___ Input ___
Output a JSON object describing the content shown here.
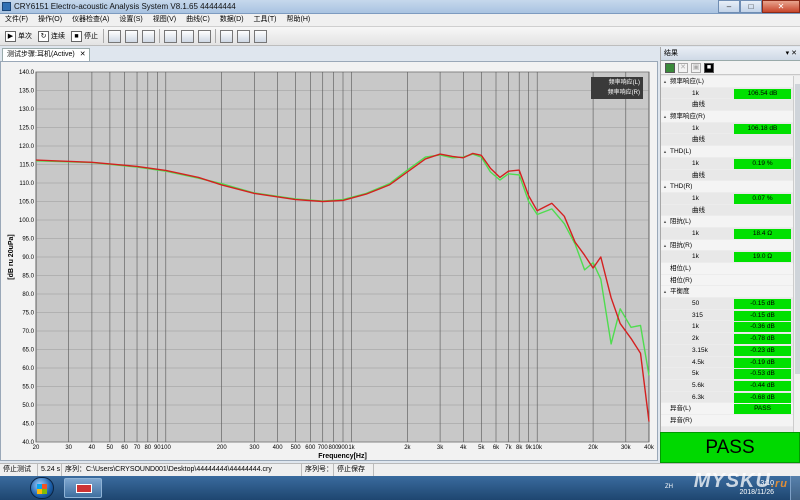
{
  "window": {
    "title": "CRY6151 Electro-acoustic Analysis System  V8.1.65 44444444",
    "min": "–",
    "max": "□",
    "close": "✕"
  },
  "menus": [
    "文件(F)",
    "操作(O)",
    "仪器检查(A)",
    "设置(S)",
    "视图(V)",
    "曲线(C)",
    "数据(D)",
    "工具(T)",
    "帮助(H)"
  ],
  "toolbar": {
    "single": "单次",
    "continuous": "连续",
    "stop": "停止"
  },
  "tab": {
    "label": "测试步骤:耳机(Active)",
    "close": "✕"
  },
  "legend": [
    "频率响应(L)",
    "频率响应(R)"
  ],
  "side": {
    "title": "结果",
    "pin": "▾ ✕",
    "tools": [
      "✕",
      "▣",
      "■"
    ],
    "rows": [
      {
        "type": "group",
        "label": "频率响应(L)"
      },
      {
        "type": "item",
        "key": "1k",
        "value": "106.54  dB"
      },
      {
        "type": "item",
        "key": "曲线",
        "value": ""
      },
      {
        "type": "group",
        "label": "频率响应(R)"
      },
      {
        "type": "item",
        "key": "1k",
        "value": "106.18  dB"
      },
      {
        "type": "item",
        "key": "曲线",
        "value": ""
      },
      {
        "type": "group",
        "label": "THD(L)"
      },
      {
        "type": "item",
        "key": "1k",
        "value": "0.19  %"
      },
      {
        "type": "item",
        "key": "曲线",
        "value": ""
      },
      {
        "type": "group",
        "label": "THD(R)"
      },
      {
        "type": "item",
        "key": "1k",
        "value": "0.07  %"
      },
      {
        "type": "item",
        "key": "曲线",
        "value": ""
      },
      {
        "type": "group",
        "label": "阻抗(L)"
      },
      {
        "type": "item",
        "key": "1k",
        "value": "18.4  Ω"
      },
      {
        "type": "group",
        "label": "阻抗(R)"
      },
      {
        "type": "item",
        "key": "1k",
        "value": "19.0  Ω"
      },
      {
        "type": "plain",
        "label": "相位(L)"
      },
      {
        "type": "plain",
        "label": "相位(R)"
      },
      {
        "type": "group",
        "label": "平衡度"
      },
      {
        "type": "item",
        "key": "50",
        "value": "-0.15  dB"
      },
      {
        "type": "item",
        "key": "315",
        "value": "-0.15  dB"
      },
      {
        "type": "item",
        "key": "1k",
        "value": "-0.36  dB"
      },
      {
        "type": "item",
        "key": "2k",
        "value": "-0.78  dB"
      },
      {
        "type": "item",
        "key": "3.15k",
        "value": "-0.23  dB"
      },
      {
        "type": "item",
        "key": "4.5k",
        "value": "-0.19  dB"
      },
      {
        "type": "item",
        "key": "5k",
        "value": "-0.53  dB"
      },
      {
        "type": "item",
        "key": "5.6k",
        "value": "-0.44  dB"
      },
      {
        "type": "item",
        "key": "6.3k",
        "value": "-0.68  dB"
      },
      {
        "type": "plain",
        "label": "异音(L)",
        "value": "PASS"
      },
      {
        "type": "plain",
        "label": "异音(R)",
        "value": ""
      }
    ]
  },
  "pass_label": "PASS",
  "status": {
    "mode": "停止测试",
    "time": "5.24  s",
    "path": "序列：C:\\Users\\CRYSOUND001\\Desktop\\44444444\\44444444.cry",
    "serial_label": "序列号：",
    "state": "停止保存"
  },
  "taskbar": {
    "lang": "ZH",
    "time": "3:10",
    "date": "2018/11/26"
  },
  "watermark": {
    "main": "MYSKU",
    "suffix": ".ru"
  },
  "colors": {
    "left": "#e02020",
    "right": "#40e040",
    "pass": "#00d900",
    "plot_bg": "#c8c8c8"
  },
  "chart_data": {
    "type": "line",
    "xlabel": "Frequency[Hz]",
    "ylabel": "[dB ru 20uPa]",
    "xscale": "log",
    "xlim": [
      20,
      40000
    ],
    "ylim": [
      40,
      140
    ],
    "yticks": [
      "140.0",
      "135.0",
      "130.0",
      "125.0",
      "120.0",
      "115.0",
      "110.0",
      "105.0",
      "100.0",
      "95.0",
      "90.0",
      "85.0",
      "80.0",
      "75.0",
      "70.0",
      "65.0",
      "60.0",
      "55.0",
      "50.0",
      "45.0",
      "40.0"
    ],
    "xticks": [
      {
        "v": 20,
        "t": "20"
      },
      {
        "v": 30,
        "t": "30"
      },
      {
        "v": 40,
        "t": "40"
      },
      {
        "v": 50,
        "t": "50"
      },
      {
        "v": 60,
        "t": "60"
      },
      {
        "v": 70,
        "t": "70"
      },
      {
        "v": 80,
        "t": "80"
      },
      {
        "v": 90,
        "t": "90"
      },
      {
        "v": 100,
        "t": "100"
      },
      {
        "v": 200,
        "t": "200"
      },
      {
        "v": 300,
        "t": "300"
      },
      {
        "v": 400,
        "t": "400"
      },
      {
        "v": 500,
        "t": "500"
      },
      {
        "v": 600,
        "t": "600"
      },
      {
        "v": 700,
        "t": "700"
      },
      {
        "v": 800,
        "t": "800"
      },
      {
        "v": 900,
        "t": "900"
      },
      {
        "v": 1000,
        "t": "1k"
      },
      {
        "v": 2000,
        "t": "2k"
      },
      {
        "v": 3000,
        "t": "3k"
      },
      {
        "v": 4000,
        "t": "4k"
      },
      {
        "v": 5000,
        "t": "5k"
      },
      {
        "v": 6000,
        "t": "6k"
      },
      {
        "v": 7000,
        "t": "7k"
      },
      {
        "v": 8000,
        "t": "8k"
      },
      {
        "v": 9000,
        "t": "9k"
      },
      {
        "v": 10000,
        "t": "10k"
      },
      {
        "v": 20000,
        "t": "20k"
      },
      {
        "v": 30000,
        "t": "30k"
      },
      {
        "v": 40000,
        "t": "40k"
      }
    ],
    "series": [
      {
        "name": "频率响应(L)",
        "color": "#d42020",
        "x": [
          20,
          40,
          70,
          100,
          150,
          200,
          300,
          500,
          700,
          900,
          1200,
          1600,
          2000,
          2500,
          3000,
          3500,
          4000,
          4500,
          5000,
          5600,
          6300,
          7000,
          8000,
          9000,
          10000,
          12000,
          14000,
          16000,
          18000,
          20000,
          22000,
          25000,
          28000,
          32000,
          36000,
          40000
        ],
        "y": [
          116.2,
          115.6,
          114.5,
          113.4,
          111.5,
          109.5,
          107.2,
          105.5,
          105.0,
          105.3,
          107.0,
          109.5,
          113.0,
          116.5,
          117.8,
          117.2,
          116.8,
          118.0,
          117.5,
          114.0,
          111.5,
          113.2,
          113.5,
          106.5,
          102.5,
          104.5,
          101.0,
          94.0,
          90.5,
          87.0,
          90.0,
          79.0,
          72.0,
          68.0,
          64.0,
          45.5
        ]
      },
      {
        "name": "频率响应(R)",
        "color": "#4fdc4f",
        "x": [
          20,
          40,
          70,
          100,
          150,
          200,
          300,
          500,
          700,
          900,
          1200,
          1600,
          2000,
          2500,
          3000,
          3500,
          4000,
          4500,
          5000,
          5600,
          6300,
          7000,
          8000,
          9000,
          10000,
          12000,
          14000,
          16000,
          18000,
          20000,
          22000,
          25000,
          28000,
          32000,
          36000,
          40000
        ],
        "y": [
          116.0,
          115.5,
          114.3,
          113.2,
          111.3,
          109.8,
          107.3,
          105.7,
          105.1,
          105.5,
          107.2,
          109.8,
          113.5,
          117.0,
          117.6,
          116.8,
          117.0,
          117.8,
          117.0,
          113.0,
          110.8,
          112.5,
          112.2,
          105.0,
          101.5,
          103.0,
          99.0,
          93.5,
          86.5,
          88.5,
          84.0,
          66.5,
          76.0,
          71.0,
          71.5,
          58.0
        ]
      }
    ]
  }
}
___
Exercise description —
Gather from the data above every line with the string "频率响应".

Response box —
    "频率响应(L)",
    "频率响应(R)"
        "label": "频率响应(L)"
        "label": "频率响应(R)"
        "name": "频率响应(L)",
        "name": "频率响应(R)",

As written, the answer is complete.